insuE ated with 20 to 30 mL of sterile saline until resistance is felt (see Fig. 2-3).
Intra-articular injection can be con, rmed with the observation of slight elbow
extension as the joint fills.
The proximal anteromedial portal site is established 2 cm proximal to the
epicondyle and immediately anterior to the intermuscular septum (see Fig. 2-4). A
blunt trocar and cannula for a 4.5-mm arthroscope are introduced through a nick
made in the skin with a no. 11 blade knife and advanced distally toward the
radiocapitellar joint. The trocar is advanced while in contact with the anterior
aspect of the humerus, which ensures protection of the anterior neurovascular
structures by the brachialis muscle. An egress of uid with trocar removal con, rms
intra-articular placement. The 30-degree, 4.5-mm arthroscope is introduced, and
diagnostic arthroscopy of the anterior compartment ensues.The proximal anteromedial portal, if appropriately placed, permits a systematic
evaluation of the lateral gutter, capitellum, radial head, anterior capsule, trochlea,
coronoid process, and medial gutter. The radiocapitellar joint is assessed for
instability and articular cartilage damage, with pronation and supination aiding
the evaluation. The 30-degree arthroscope lens is rotated to facilitate evaluation of
the anterior capsule and extensor carpi radialis brevis tendon insertion. The
coronoid and trochlea are then evaluated by withdrawing the arthroscope and
repositioning the lens of the arthroscope.
Loose bodies in the anterior compartment of the elbow are frequently found
within the coronoid fossa (Fig. 2-7). Extraction of these osteochondral fragments is
conducted after establishing a proximal anterolateral portal under direct spinal
needle localization or by using and inside-out technique. The skin entry site for this
portal is 2 cm proximal to the lateral epicondyle and 2 cm anteriorly. The spinal
needle is removed, and a no. 11 blade knife is used to incise only the skin. A blunt
trocar and cannula are inserted into the elbow while maintaining constant contact
with the anterior humeral cortex as the trocar is advanced. This minimizes the risk
of damaging the radial nerve on transversing the soft tissue. A meniscal grasper is
introduced through the proximal anterolateral portal and used to remove any loose
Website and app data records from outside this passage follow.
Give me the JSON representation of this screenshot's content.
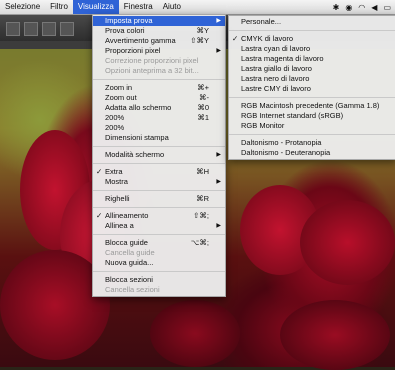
{
  "menubar": {
    "items": [
      "Selezione",
      "Filtro",
      "Visualizza",
      "Finestra",
      "Aiuto"
    ],
    "active_index": 2
  },
  "main_menu": {
    "items": [
      {
        "label": "Imposta prova",
        "submenu": true,
        "highlight": true
      },
      {
        "label": "Prova colori",
        "shortcut": "⌘Y"
      },
      {
        "label": "Avvertimento gamma",
        "shortcut": "⇧⌘Y"
      },
      {
        "label": "Proporzioni pixel",
        "submenu": true
      },
      {
        "label": "Correzione proporzioni pixel",
        "disabled": true
      },
      {
        "label": "Opzioni anteprima a 32 bit...",
        "disabled": true
      },
      {
        "sep": true
      },
      {
        "label": "Zoom in",
        "shortcut": "⌘+"
      },
      {
        "label": "Zoom out",
        "shortcut": "⌘-"
      },
      {
        "label": "Adatta allo schermo",
        "shortcut": "⌘0"
      },
      {
        "label": "200%",
        "shortcut": "⌘1"
      },
      {
        "label": "200%"
      },
      {
        "label": "Dimensioni stampa"
      },
      {
        "sep": true
      },
      {
        "label": "Modalità schermo",
        "submenu": true
      },
      {
        "sep": true
      },
      {
        "label": "Extra",
        "shortcut": "⌘H",
        "checked": true
      },
      {
        "label": "Mostra",
        "submenu": true
      },
      {
        "sep": true
      },
      {
        "label": "Righelli",
        "shortcut": "⌘R"
      },
      {
        "sep": true
      },
      {
        "label": "Allineamento",
        "shortcut": "⇧⌘;",
        "checked": true
      },
      {
        "label": "Allinea a",
        "submenu": true
      },
      {
        "sep": true
      },
      {
        "label": "Blocca guide",
        "shortcut": "⌥⌘;"
      },
      {
        "label": "Cancella guide",
        "disabled": true
      },
      {
        "label": "Nuova guida..."
      },
      {
        "sep": true
      },
      {
        "label": "Blocca sezioni"
      },
      {
        "label": "Cancella sezioni",
        "disabled": true
      }
    ]
  },
  "sub_menu": {
    "items": [
      {
        "label": "Personale..."
      },
      {
        "sep": true
      },
      {
        "label": "CMYK di lavoro",
        "checked": true
      },
      {
        "label": "Lastra cyan di lavoro"
      },
      {
        "label": "Lastra magenta di lavoro"
      },
      {
        "label": "Lastra giallo di lavoro"
      },
      {
        "label": "Lastra nero di lavoro"
      },
      {
        "label": "Lastre CMY di lavoro"
      },
      {
        "sep": true
      },
      {
        "label": "RGB Macintosh precedente (Gamma 1.8)"
      },
      {
        "label": "RGB Internet standard (sRGB)"
      },
      {
        "label": "RGB Monitor"
      },
      {
        "sep": true
      },
      {
        "label": "Daltonismo - Protanopia"
      },
      {
        "label": "Daltonismo - Deuteranopia"
      }
    ]
  },
  "colors": {
    "highlight": "#2f63d6",
    "menu_bg": "#ececec"
  }
}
bodies (Fig. 2-8). If the size of the osteochondral fragment exceeds that of the
cannula, it may necessitate piecemeal removal or the use of a motorized shaver. In
certain cases, the grasper can be used to pull the cannula and fragment together
through the soft tissue and out of the body. This can be accomplished by rotating
the grasper as it is removed from the soft tissues while maintaining , rm grasp on
the fragment. Alternatively, a spinal needle may be needed to skewer and stabilize
the loose body for retrieval with a grasper (Fig. 2-9).
FIGURE 2-7 A large, loose osteochondral loose body is visualized in the anterior/
compartment of the elbow.
FIGURE 2-8 A grasper is used for the removal of a large loose body from the
anterior compartment of the elbow.
FIGURE 2-9 A spinal needle can be used to skewer a large loose body in the
posterior compartment of the elbow to facilitate retrieval with a grasper.
After thorough evaluation of the anterior compartment and loose body removal,
attention is focused on the posterior compartment. The water in ow is generally
26switched to the proximal anteromedial cannula. The straight posterior portal is
established using a no. 11 blade knife 3 cm proximal to the tip of the olecranon
(see Fig. 2-6). After introducing the 30-degree, 4.5-mm arthroscope into the
straight posterior portal, the posterolateral portal is created 3 cm proximal to the